American forwards Steve Nesmith and Jim Lutz scored 22 and 19 points, respectively, and center Eric White had 18.
East Carolina, loser of 14 of its last 15, is the only team American has beaten in its last six games.
The Pirates, who start four sophomores and a junior, fell to 6-18 overall, 0-12 in the league.
American, whose tallest starters are Lutz and White at 6 feet 5, pushed the ball inside from the beginning, as they did in the earlier 79-62 victory over the Pirates. Point guard Mike Sampson (seven assists) did a good job getting the ball down low, and the Eagles (8-17 overall, 3-10 in the league) kept taking layups against East Carolina's unaggressive defensive interior.

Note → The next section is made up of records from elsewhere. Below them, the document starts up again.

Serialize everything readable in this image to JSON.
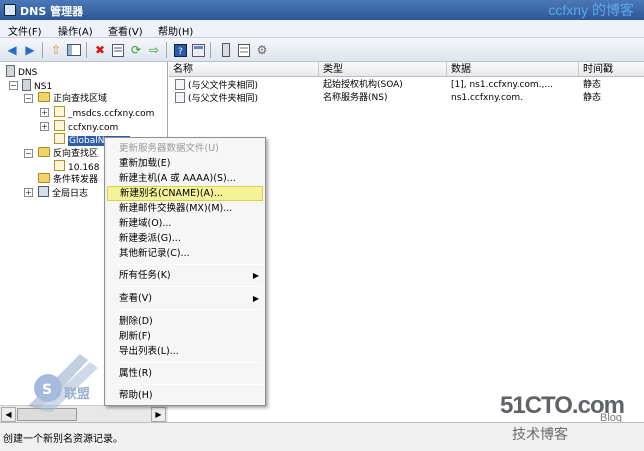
{
  "window": {
    "title": "DNS 管理器",
    "watermark": "ccfxny 的博客"
  },
  "menubar": [
    {
      "label": "文件(F)"
    },
    {
      "label": "操作(A)"
    },
    {
      "label": "查看(V)"
    },
    {
      "label": "帮助(H)"
    }
  ],
  "toolbar": [
    "back-icon",
    "forward-icon",
    "up-icon",
    "show-hide-tree-icon",
    "delete-icon",
    "properties-icon",
    "refresh-icon",
    "export-icon",
    "help-icon",
    "console-icon",
    "dns-record-icon",
    "server-icon",
    "settings-icon"
  ],
  "tree": {
    "root": "DNS",
    "server": "NS1",
    "forward_zones": "正向查找区域",
    "zone_msdcs": "_msdcs.ccfxny.com",
    "zone_main": "ccfxny.com",
    "zone_selected": "GlobalNames",
    "reverse_zones": "反向查找区",
    "reverse_zone_item": "10.168",
    "conditional_forwarders": "条件转发器",
    "global_logs": "全局日志"
  },
  "list": {
    "columns": [
      "名称",
      "类型",
      "数据",
      "时间戳"
    ],
    "rows": [
      {
        "name": "(与父文件夹相同)",
        "type": "起始授权机构(SOA)",
        "data": "[1], ns1.ccfxny.com.,...",
        "timestamp": "静态"
      },
      {
        "name": "(与父文件夹相同)",
        "type": "名称服务器(NS)",
        "data": "ns1.ccfxny.com.",
        "timestamp": "静态"
      }
    ]
  },
  "context_menu": {
    "items": [
      {
        "label": "更新服务器数据文件(U)",
        "disabled": true
      },
      {
        "label": "重新加载(E)"
      },
      {
        "label": "新建主机(A 或 AAAA)(S)..."
      },
      {
        "label": "新建别名(CNAME)(A)...",
        "highlighted": true
      },
      {
        "label": "新建邮件交换器(MX)(M)..."
      },
      {
        "label": "新建域(O)..."
      },
      {
        "label": "新建委派(G)..."
      },
      {
        "label": "其他新记录(C)..."
      },
      {
        "label": "所有任务(K)",
        "submenu": true
      },
      {
        "label": "查看(V)",
        "submenu": true
      },
      {
        "label": "删除(D)"
      },
      {
        "label": "刷新(F)"
      },
      {
        "label": "导出列表(L)..."
      },
      {
        "label": "属性(R)"
      },
      {
        "label": "帮助(H)"
      }
    ],
    "submenu_arrow": "▶"
  },
  "status": {
    "text": "创建一个新别名资源记录。"
  },
  "branding": {
    "logo_51cto": "51CTO.com",
    "logo_blog": "Blog",
    "logo_cn": "技术博客"
  },
  "badge": {
    "text": "联盟"
  }
}
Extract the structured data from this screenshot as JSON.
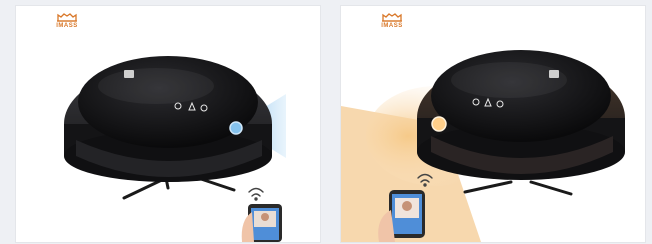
{
  "brand": {
    "name": "IMASS",
    "color": "#d9782a"
  },
  "panels": [
    {
      "id": "left",
      "light": "blue",
      "icons": [
        "wifi-icon",
        "phone-icon",
        "robot-vacuum-icon"
      ]
    },
    {
      "id": "right",
      "light": "warm",
      "icons": [
        "wifi-icon",
        "phone-icon",
        "robot-vacuum-icon"
      ]
    }
  ],
  "colors": {
    "blue_light": "#6fb4e6",
    "warm_light": "#f0b870",
    "body": "#1b1b1e"
  }
}
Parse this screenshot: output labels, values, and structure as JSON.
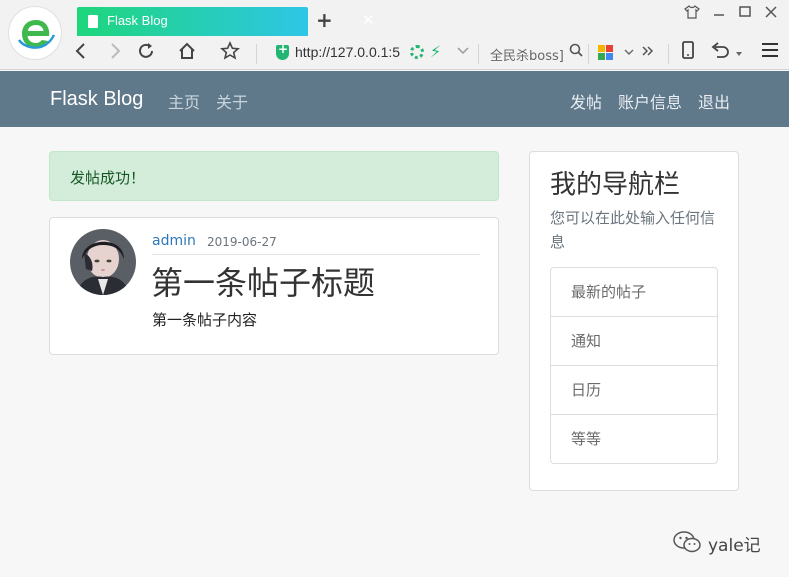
{
  "browser": {
    "tab_title": "Flask Blog",
    "url_host": "http://127.0.0.1:5",
    "search_hint": "全民杀boss]",
    "new_tab_symbol": "+",
    "tab_close_symbol": "✕"
  },
  "navbar": {
    "brand": "Flask Blog",
    "links": [
      "主页",
      "关于"
    ],
    "right_links": [
      "发帖",
      "账户信息",
      "退出"
    ]
  },
  "alert": {
    "message": "发帖成功！"
  },
  "post": {
    "author": "admin",
    "date": "2019-06-27",
    "title": "第一条帖子标题",
    "content": "第一条帖子内容"
  },
  "sidebar": {
    "title": "我的导航栏",
    "description": "您可以在此处输入任何信息",
    "items": [
      "最新的帖子",
      "通知",
      "日历",
      "等等"
    ]
  },
  "watermark": {
    "text": "yale记"
  },
  "colors": {
    "navbar": "#5f788a",
    "tab_gradient_start": "#1ed67c",
    "tab_gradient_end": "#2ec6e6",
    "alert_bg": "#d4edda",
    "alert_text": "#155724",
    "link": "#2c78b8"
  },
  "icons": [
    "browser-e-logo",
    "page-icon",
    "close-icon",
    "shirt-icon",
    "minimize-icon",
    "maximize-icon",
    "window-close-icon",
    "back-icon",
    "forward-icon",
    "reload-icon",
    "home-icon",
    "star-icon",
    "shield-icon",
    "spinner-icon",
    "bolt-icon",
    "chevron-down-icon",
    "search-icon",
    "apps-icon",
    "more-icon",
    "phone-icon",
    "undo-icon",
    "menu-icon",
    "wechat-icon"
  ]
}
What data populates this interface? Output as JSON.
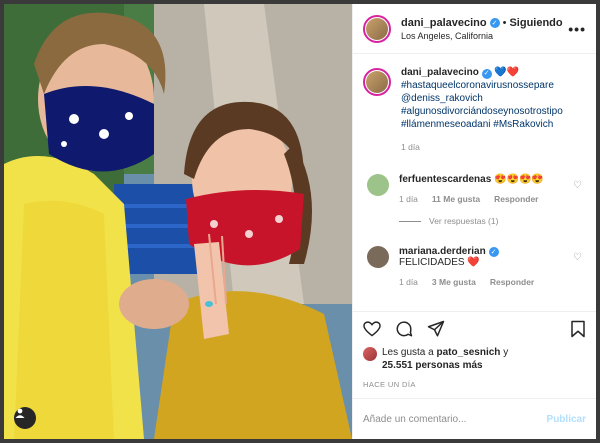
{
  "post": {
    "username": "dani_palavecino",
    "follow_separator": "•",
    "follow_label": "Siguiendo",
    "location": "Los Angeles, California",
    "more": "•••"
  },
  "caption": {
    "username": "dani_palavecino",
    "emoji": "💙❤️",
    "lines": [
      "#hastaqueelcoronavirusnossepare",
      "@deniss_rakovich",
      "#algunosdivorciándoseynosotrostipo",
      "#llámenmeseoadani #MsRakovich"
    ],
    "time": "1 día"
  },
  "comments": [
    {
      "username": "ferfuentescardenas",
      "text": "😍😍😍😍",
      "time": "1 día",
      "likes": "11 Me gusta",
      "reply": "Responder",
      "view_replies": "Ver respuestas (1)",
      "avatar_color": "#9cc48a"
    },
    {
      "username": "mariana.derderian",
      "text": "FELICIDADES ❤️",
      "time": "1 día",
      "likes": "3 Me gusta",
      "reply": "Responder",
      "avatar_color": "#7a6a5a"
    }
  ],
  "likes": {
    "prefix": "Les gusta a",
    "user": "pato_sesnich",
    "conj": "y",
    "count": "25.551 personas más"
  },
  "posted_ago": "HACE UN DÍA",
  "add_comment": {
    "placeholder": "Añade un comentario...",
    "publish": "Publicar"
  },
  "icons": {
    "like": "heart-icon",
    "comment": "comment-icon",
    "share": "paper-plane-icon",
    "save": "bookmark-icon",
    "tag": "user-tag-icon"
  },
  "colors": {
    "link": "#003569",
    "verified": "#3897f0",
    "publish_disabled": "#b2dffc",
    "mask_blue": "#0f1a6e",
    "mask_red": "#c8142a"
  }
}
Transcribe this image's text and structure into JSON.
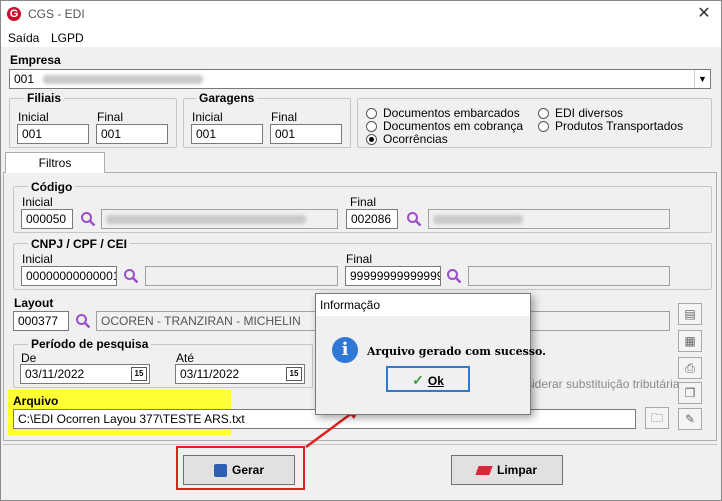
{
  "window": {
    "title": "CGS - EDI",
    "icon": "cgs-logo-icon",
    "close_glyph": "✕"
  },
  "menu": [
    {
      "label": "Saída"
    },
    {
      "label": "LGPD"
    }
  ],
  "empresa": {
    "label": "Empresa",
    "code": "001"
  },
  "filiais": {
    "title": "Filiais",
    "inicial_label": "Inicial",
    "inicial_value": "001",
    "final_label": "Final",
    "final_value": "001"
  },
  "garagens": {
    "title": "Garagens",
    "inicial_label": "Inicial",
    "inicial_value": "001",
    "final_label": "Final",
    "final_value": "001"
  },
  "doc_options": [
    {
      "label": "Documentos embarcados",
      "selected": false
    },
    {
      "label": "Documentos em cobrança",
      "selected": false
    },
    {
      "label": "Ocorrências",
      "selected": true
    },
    {
      "label": "EDI diversos",
      "selected": false
    },
    {
      "label": "Produtos Transportados",
      "selected": false
    }
  ],
  "tabs": [
    {
      "label": "Filtros",
      "active": true
    }
  ],
  "codigo": {
    "title": "Código",
    "inicial_label": "Inicial",
    "inicial_value": "000050",
    "final_label": "Final",
    "final_value": "002086"
  },
  "cnpj": {
    "title": "CNPJ / CPF / CEI",
    "inicial_label": "Inicial",
    "inicial_value": "00000000000001",
    "final_label": "Final",
    "final_value": "99999999999999"
  },
  "layout": {
    "label": "Layout",
    "code": "000377",
    "description": "OCOREN - TRANZIRAN - MICHELIN"
  },
  "periodo": {
    "title": "Período de pesquisa",
    "de_label": "De",
    "de_value": "03/11/2022",
    "ate_label": "Até",
    "ate_value": "03/11/2022",
    "calendar_glyph": "15"
  },
  "substituicao_label": "siderar substituição tributária",
  "arquivo": {
    "label": "Arquivo",
    "value": "C:\\EDI Ocorren Layou 377\\TESTE ARS.txt"
  },
  "buttons": {
    "gerar": "Gerar",
    "limpar": "Limpar"
  },
  "dialog": {
    "title": "Informação",
    "icon_glyph": "i",
    "message": "Arquivo gerado com sucesso.",
    "ok_label": "Ok",
    "ok_glyph": "✓"
  },
  "colors": {
    "highlight": "#ffff33",
    "annotation_red": "#e02020",
    "info_blue": "#2f78d6",
    "brand_red": "#c8102e"
  }
}
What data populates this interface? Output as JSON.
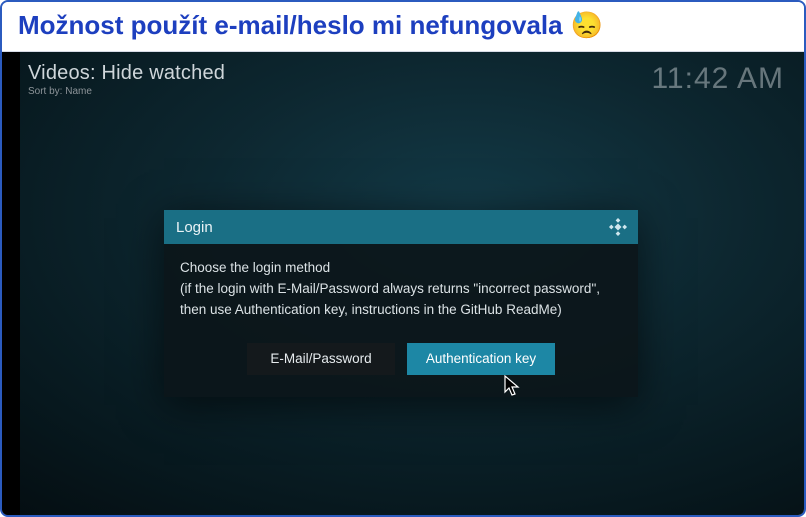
{
  "caption": {
    "text": "Možnost použít e-mail/heslo mi nefungovala",
    "emoji": "😓"
  },
  "topbar": {
    "breadcrumb": "Videos: Hide watched",
    "sort": "Sort by: Name",
    "clock": "11:42 AM"
  },
  "dialog": {
    "title": "Login",
    "body_line1": "Choose the login method",
    "body_line2": "(if the login with E-Mail/Password always returns \"incorrect password\", then use Authentication key, instructions in the GitHub ReadMe)",
    "btn_email": "E-Mail/Password",
    "btn_auth": "Authentication key"
  }
}
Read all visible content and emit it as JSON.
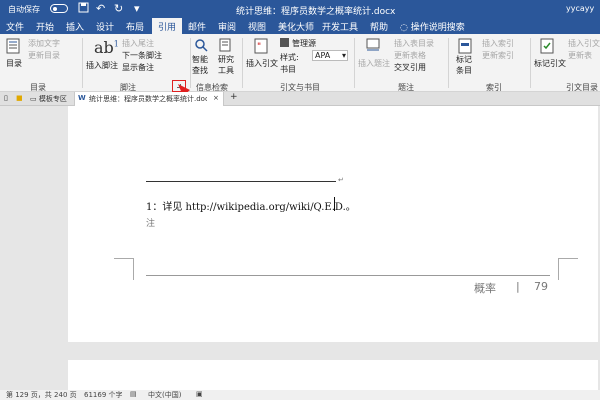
{
  "titlebar": {
    "autosave_label": "自动保存",
    "autosave_state": "关",
    "document_title": "统计思维：程序员数学之概率统计.docx",
    "user": "yycayy"
  },
  "menu": {
    "tabs": [
      "文件",
      "开始",
      "插入",
      "设计",
      "布局",
      "引用",
      "邮件",
      "审阅",
      "视图",
      "美化大师",
      "开发工具",
      "帮助"
    ],
    "active_tab": "引用",
    "search_placeholder": "操作说明搜索"
  },
  "ribbon": {
    "toc": {
      "label": "目录",
      "add_text": "添加文字",
      "update_toc": "更新目录",
      "group": "目录"
    },
    "footnotes": {
      "insert_footnote": "插入脚注",
      "insert_endnote": "插入尾注",
      "next_footnote": "下一条脚注",
      "show_notes": "显示备注",
      "group": "脚注"
    },
    "research": {
      "smart_lookup": "智能\n查找",
      "researcher": "研究\n工具",
      "group": "信息检索"
    },
    "citations": {
      "insert_citation": "插入引文",
      "manage_sources": "管理源",
      "style_label": "样式:",
      "style_value": "APA",
      "bibliography": "书目",
      "group": "引文与书目"
    },
    "captions": {
      "insert_caption": "插入题注",
      "insert_table_of_figures": "插入表目录",
      "update_table": "更新表格",
      "cross_reference": "交叉引用",
      "group": "题注"
    },
    "index": {
      "mark_entry": "标记\n条目",
      "insert_index": "插入索引",
      "update_index": "更新索引",
      "group": "索引"
    },
    "authorities": {
      "mark_citation": "标记引文",
      "insert_table": "插入引文",
      "update_table": "更新表",
      "group": "引文目录"
    }
  },
  "file_tabs": {
    "template_zone": "模板专区",
    "doc_tab": "统计思维：程序员数学之概率统计.docx"
  },
  "document": {
    "footnote_text": "1：详见 http://wikipedia.org/wiki/Q.E.D.。",
    "note_label": "注",
    "footer_section": "概率",
    "footer_sep": "|",
    "page_number": "79"
  },
  "statusbar": {
    "page_info": "第 129 页，共 240 页",
    "word_count": "61169 个字",
    "language": "中文(中国)"
  },
  "colors": {
    "accent": "#2b579a",
    "highlight": "#e02020"
  }
}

"Eric and Steve were working pretty hard to post up, and we were getting easy shots from it," said Lutz. "Going inside is a luxury for us, and we took full advantage of it."
East Carolina, which has been outrebounded by an average of 10 per game by league opponents, was outrebounded, 29-22, by American. The Pirates have lived by the outside shooting of Curt Vanderhorst (28 points) and William Grady (21), and their 58 percent shooting helped them stay in the game last night.
Sampson and freshman guard Chuck West (career-high 19 points), however, proved adept at working the ball on the other end of the court. American took a 33-26 lead with 4:53 to go in the first half as Nesmith scored the last of his five consecutive baskets for the Eagles.
"It was a process of being patient," said American Coach Ed Tapscott. "I thought Eric did a real good job rebounding, and then he popped that little 10 and 12 foot jumper from the base line because he knew the guy guarding him (6-10 Leon Bass) wasn't going to chase him."
American led by 67-54 after Lutz's jumper with 9:10 remaining. With five minutes left, East Carolina Coach Charlie Harrison, frustrated with his front line, inserted a five-guard lineup.